Igor Stravinsky’s “L’Histoire du Soldat” (“The Soldier’s Tale”) endures as one of the most haunting works in the 20th Century chamber repertory for at least two reasons.
First, its startling dissonance and brittle instrumental writing sum up radical musical ideas that were emerging during the years of World War I (Stravinsky completed the piece in 1918). Second, its storyline—which traces the devil’s seductions and the consequences his victims must face—clearly holds universal appeal.
There may be no greater tribute to the sustained power of Stravinsky’s work, though, than the exquisite new piece composer-trumpeter Wynton Marsalis has written in response to it. Heard in its Chicago premiere Monday evening in Orchestra Hall, Marsalis’ “The Fiddler’s Tale” does more than just update the original or rewrite it in jazz vernacular.
Rather, Marsalis has created a fundamentally new composition, though one that draws inspiration from particular melodic intervals, rhythmic motifs and narrative ideas used in the original.
So listeners who expected that Marsalis’ new work would bear the same relation to Stravinsky’s “L’Histoire” as, say, Duke Ellington’s hot-jazz “Nutcracker Suite” has to Tchaikovsky’s ballet score, must have been startled by what they heard.
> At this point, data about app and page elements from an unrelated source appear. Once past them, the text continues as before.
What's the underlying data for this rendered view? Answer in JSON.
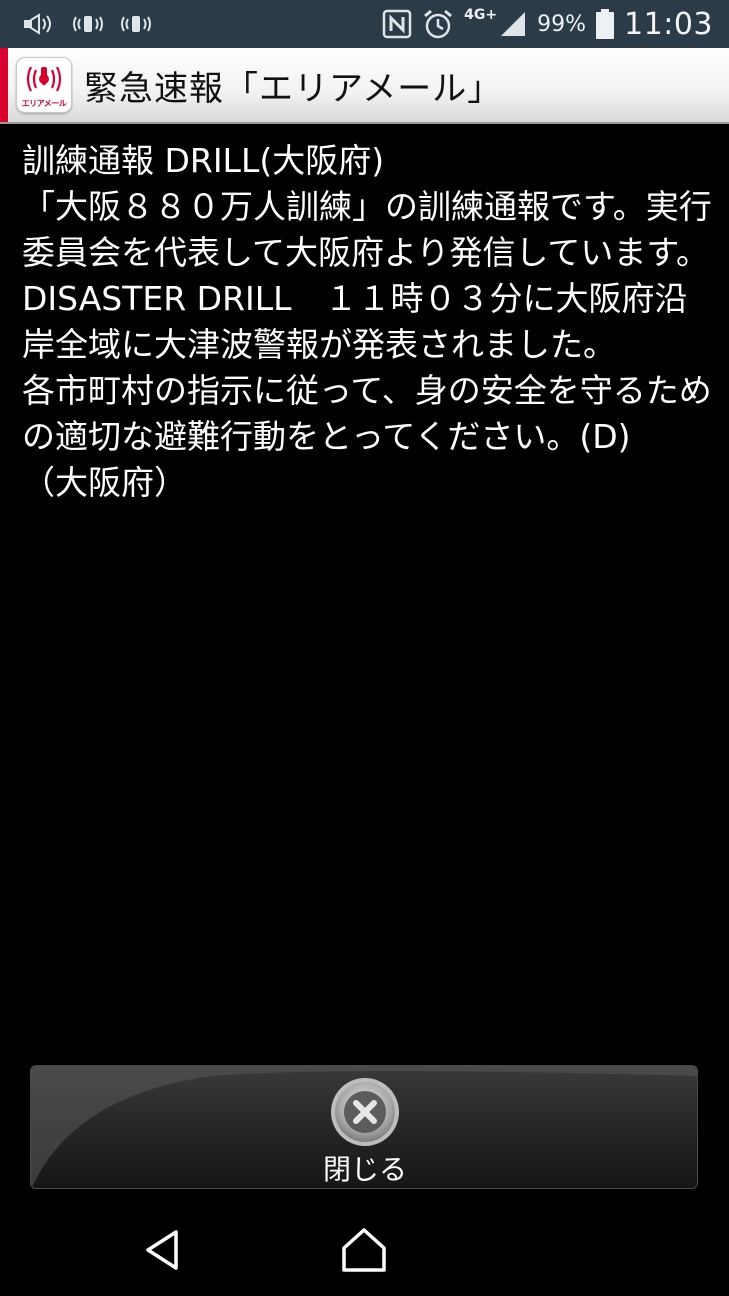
{
  "status_bar": {
    "icons": [
      "broadcast-speaker-icon",
      "vibrate-icon",
      "vibrate-icon",
      "nfc-icon",
      "alarm-icon",
      "signal-icon",
      "battery-icon"
    ],
    "network": "4G+",
    "battery": "99%",
    "time": "11:03"
  },
  "title_bar": {
    "title": "緊急速報「エリアメール」",
    "logo_text": "エリアメール",
    "accent_color": "#d9002e"
  },
  "message": {
    "lines": [
      "訓練通報 DRILL(大阪府)",
      "「大阪８８０万人訓練」の訓練通報です。実行委員会を代表して大阪府より発信しています。DISASTER DRILL　１１時０３分に大阪府沿岸全域に大津波警報が発表されました。",
      "各市町村の指示に従って、身の安全を守るための適切な避難行動をとってください。(D)",
      "（大阪府）"
    ]
  },
  "close_button": {
    "label": "閉じる"
  },
  "nav": {
    "back_icon": "back-icon",
    "home_icon": "home-icon"
  }
}
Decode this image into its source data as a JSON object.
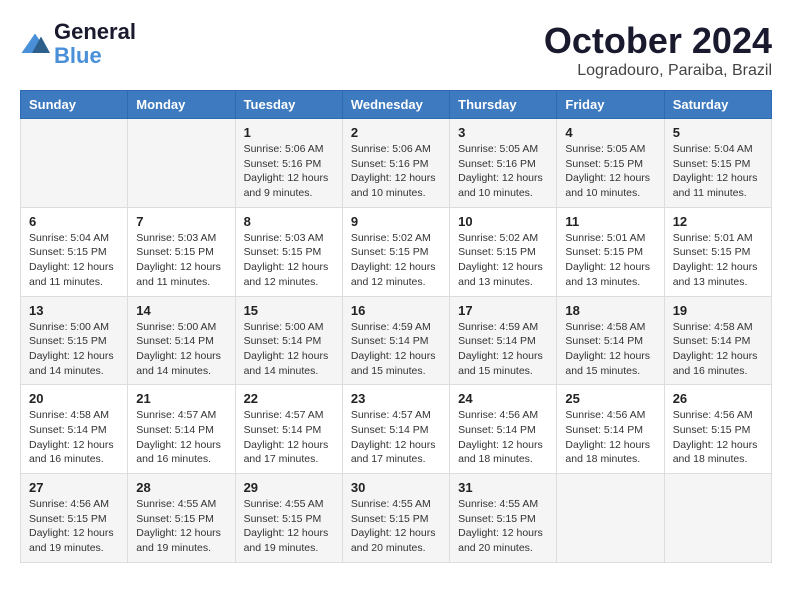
{
  "header": {
    "logo_line1": "General",
    "logo_line2": "Blue",
    "month": "October 2024",
    "location": "Logradouro, Paraiba, Brazil"
  },
  "weekdays": [
    "Sunday",
    "Monday",
    "Tuesday",
    "Wednesday",
    "Thursday",
    "Friday",
    "Saturday"
  ],
  "weeks": [
    [
      {
        "day": "",
        "content": ""
      },
      {
        "day": "",
        "content": ""
      },
      {
        "day": "1",
        "content": "Sunrise: 5:06 AM\nSunset: 5:16 PM\nDaylight: 12 hours and 9 minutes."
      },
      {
        "day": "2",
        "content": "Sunrise: 5:06 AM\nSunset: 5:16 PM\nDaylight: 12 hours and 10 minutes."
      },
      {
        "day": "3",
        "content": "Sunrise: 5:05 AM\nSunset: 5:16 PM\nDaylight: 12 hours and 10 minutes."
      },
      {
        "day": "4",
        "content": "Sunrise: 5:05 AM\nSunset: 5:15 PM\nDaylight: 12 hours and 10 minutes."
      },
      {
        "day": "5",
        "content": "Sunrise: 5:04 AM\nSunset: 5:15 PM\nDaylight: 12 hours and 11 minutes."
      }
    ],
    [
      {
        "day": "6",
        "content": "Sunrise: 5:04 AM\nSunset: 5:15 PM\nDaylight: 12 hours and 11 minutes."
      },
      {
        "day": "7",
        "content": "Sunrise: 5:03 AM\nSunset: 5:15 PM\nDaylight: 12 hours and 11 minutes."
      },
      {
        "day": "8",
        "content": "Sunrise: 5:03 AM\nSunset: 5:15 PM\nDaylight: 12 hours and 12 minutes."
      },
      {
        "day": "9",
        "content": "Sunrise: 5:02 AM\nSunset: 5:15 PM\nDaylight: 12 hours and 12 minutes."
      },
      {
        "day": "10",
        "content": "Sunrise: 5:02 AM\nSunset: 5:15 PM\nDaylight: 12 hours and 13 minutes."
      },
      {
        "day": "11",
        "content": "Sunrise: 5:01 AM\nSunset: 5:15 PM\nDaylight: 12 hours and 13 minutes."
      },
      {
        "day": "12",
        "content": "Sunrise: 5:01 AM\nSunset: 5:15 PM\nDaylight: 12 hours and 13 minutes."
      }
    ],
    [
      {
        "day": "13",
        "content": "Sunrise: 5:00 AM\nSunset: 5:15 PM\nDaylight: 12 hours and 14 minutes."
      },
      {
        "day": "14",
        "content": "Sunrise: 5:00 AM\nSunset: 5:14 PM\nDaylight: 12 hours and 14 minutes."
      },
      {
        "day": "15",
        "content": "Sunrise: 5:00 AM\nSunset: 5:14 PM\nDaylight: 12 hours and 14 minutes."
      },
      {
        "day": "16",
        "content": "Sunrise: 4:59 AM\nSunset: 5:14 PM\nDaylight: 12 hours and 15 minutes."
      },
      {
        "day": "17",
        "content": "Sunrise: 4:59 AM\nSunset: 5:14 PM\nDaylight: 12 hours and 15 minutes."
      },
      {
        "day": "18",
        "content": "Sunrise: 4:58 AM\nSunset: 5:14 PM\nDaylight: 12 hours and 15 minutes."
      },
      {
        "day": "19",
        "content": "Sunrise: 4:58 AM\nSunset: 5:14 PM\nDaylight: 12 hours and 16 minutes."
      }
    ],
    [
      {
        "day": "20",
        "content": "Sunrise: 4:58 AM\nSunset: 5:14 PM\nDaylight: 12 hours and 16 minutes."
      },
      {
        "day": "21",
        "content": "Sunrise: 4:57 AM\nSunset: 5:14 PM\nDaylight: 12 hours and 16 minutes."
      },
      {
        "day": "22",
        "content": "Sunrise: 4:57 AM\nSunset: 5:14 PM\nDaylight: 12 hours and 17 minutes."
      },
      {
        "day": "23",
        "content": "Sunrise: 4:57 AM\nSunset: 5:14 PM\nDaylight: 12 hours and 17 minutes."
      },
      {
        "day": "24",
        "content": "Sunrise: 4:56 AM\nSunset: 5:14 PM\nDaylight: 12 hours and 18 minutes."
      },
      {
        "day": "25",
        "content": "Sunrise: 4:56 AM\nSunset: 5:14 PM\nDaylight: 12 hours and 18 minutes."
      },
      {
        "day": "26",
        "content": "Sunrise: 4:56 AM\nSunset: 5:15 PM\nDaylight: 12 hours and 18 minutes."
      }
    ],
    [
      {
        "day": "27",
        "content": "Sunrise: 4:56 AM\nSunset: 5:15 PM\nDaylight: 12 hours and 19 minutes."
      },
      {
        "day": "28",
        "content": "Sunrise: 4:55 AM\nSunset: 5:15 PM\nDaylight: 12 hours and 19 minutes."
      },
      {
        "day": "29",
        "content": "Sunrise: 4:55 AM\nSunset: 5:15 PM\nDaylight: 12 hours and 19 minutes."
      },
      {
        "day": "30",
        "content": "Sunrise: 4:55 AM\nSunset: 5:15 PM\nDaylight: 12 hours and 20 minutes."
      },
      {
        "day": "31",
        "content": "Sunrise: 4:55 AM\nSunset: 5:15 PM\nDaylight: 12 hours and 20 minutes."
      },
      {
        "day": "",
        "content": ""
      },
      {
        "day": "",
        "content": ""
      }
    ]
  ]
}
This was not “L’Histoire” swung but, instead, a more idiosyncratic piece that straddles the worlds of classical and jazz just as Stravinsky’s original does.
The result is an intriguing composition that evokes the flavor of pre-1920s Stravinsky but also overflows with a fervent melodicism and a blues-tinged sensibility that have turned up in most of Marsalis’ major compositions. The wonder of Marsalis’ “The Fiddler’s Tale,” in fact, is how closely he manages to suggest Stravinsky while preserving a voice of his own.
To most listeners, the most obvious distinction of Marsalis’ version—which was performed by members of the Chamber Music Society of Lincoln Center (plus Marsalis on trumpet)—is the wickedly satiric narration penned by Stanley Crouch. The devil in this instance is a record producer intent on corrupting a musician’s soul and doing so with palpable glee.
Beyond Crouch’s amusing libretto and actor Andre De Shields’ deliciously evil interpretation, Marsalis’ score stands as the most economical, controlled and understated work he has written to date.
For those who resist the grandeur of “Blood on the Fields” (1997), the rhetorical flourishes of “In This House/On This Morning” (1994) and the incantatory fervor of “The Majesty of the Blues” (1989), “The Fiddler’s Tale” should prove alluring.
It’s a work of such undiluted power, in fact, that it could well enter the standard repertory, performed alongside Stravinsky’s original, just as it was in Orchestra Hall—to richly deserved ovations.
by Howard Reich
Source: Chicago Tribune